Every line in the records below with the string "months" is to be copied out.
Entries provided START
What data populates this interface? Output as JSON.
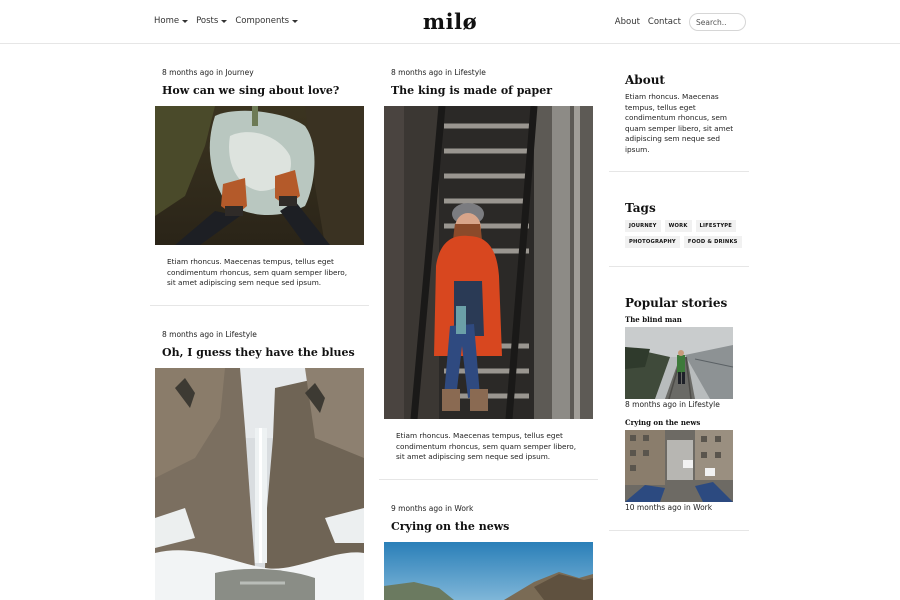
{
  "header": {
    "logo": "milø",
    "nav_left": [
      {
        "label": "Home"
      },
      {
        "label": "Posts"
      },
      {
        "label": "Components"
      }
    ],
    "nav_right": [
      {
        "label": "About"
      },
      {
        "label": "Contact"
      }
    ],
    "search_placeholder": "Search.."
  },
  "posts": [
    {
      "meta": "8 months ago in Journey",
      "title": "How can we sing about love?",
      "excerpt": "Etiam rhoncus. Maecenas tempus, tellus eget condimentum rhoncus, sem quam semper libero, sit amet adipiscing sem neque sed ipsum."
    },
    {
      "meta": "8 months ago in Lifestyle",
      "title": "Oh, I guess they have the blues"
    },
    {
      "meta": "8 months ago in Lifestyle",
      "title": "The king is made of paper",
      "excerpt": "Etiam rhoncus. Maecenas tempus, tellus eget condimentum rhoncus, sem quam semper libero, sit amet adipiscing sem neque sed ipsum."
    },
    {
      "meta": "9 months ago in Work",
      "title": "Crying on the news"
    }
  ],
  "sidebar": {
    "about_heading": "About",
    "about_text": "Etiam rhoncus. Maecenas tempus, tellus eget condimentum rhoncus, sem quam semper libero, sit amet adipiscing sem neque sed ipsum.",
    "tags_heading": "Tags",
    "tags": [
      "JOURNEY",
      "WORK",
      "LIFESTYPE",
      "PHOTOGRAPHY",
      "FOOD & DRINKS"
    ],
    "popular_heading": "Popular stories",
    "stories": [
      {
        "title": "The blind man",
        "meta": "8 months ago in Lifestyle"
      },
      {
        "title": "Crying on the news",
        "meta": "10 months ago in Work"
      }
    ]
  },
  "colors": {
    "divider": "#e6e6e6",
    "tag_bg": "#f1f1f1",
    "jacket": "#d8471f"
  }
}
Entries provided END
• Output for this task:
      "meta": "8 months ago in Journey",
      "meta": "8 months ago in Lifestyle",
      "meta": "8 months ago in Lifestyle",
      "meta": "9 months ago in Work",
        "meta": "8 months ago in Lifestyle"
        "meta": "10 months ago in Work"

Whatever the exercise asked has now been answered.